• **WHAT NEEDS TO BE DONE**
Lines with the string "Yandex" in the data below: report how many there are, and write nothing but the number.

»»

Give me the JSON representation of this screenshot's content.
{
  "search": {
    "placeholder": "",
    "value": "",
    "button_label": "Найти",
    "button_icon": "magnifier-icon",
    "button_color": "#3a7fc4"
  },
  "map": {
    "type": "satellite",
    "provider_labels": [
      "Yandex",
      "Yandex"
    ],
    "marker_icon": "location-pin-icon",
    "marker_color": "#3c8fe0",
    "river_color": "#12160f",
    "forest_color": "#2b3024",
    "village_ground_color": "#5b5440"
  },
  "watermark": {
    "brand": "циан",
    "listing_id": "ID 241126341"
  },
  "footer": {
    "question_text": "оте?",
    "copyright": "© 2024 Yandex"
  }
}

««

• **REPLY**
3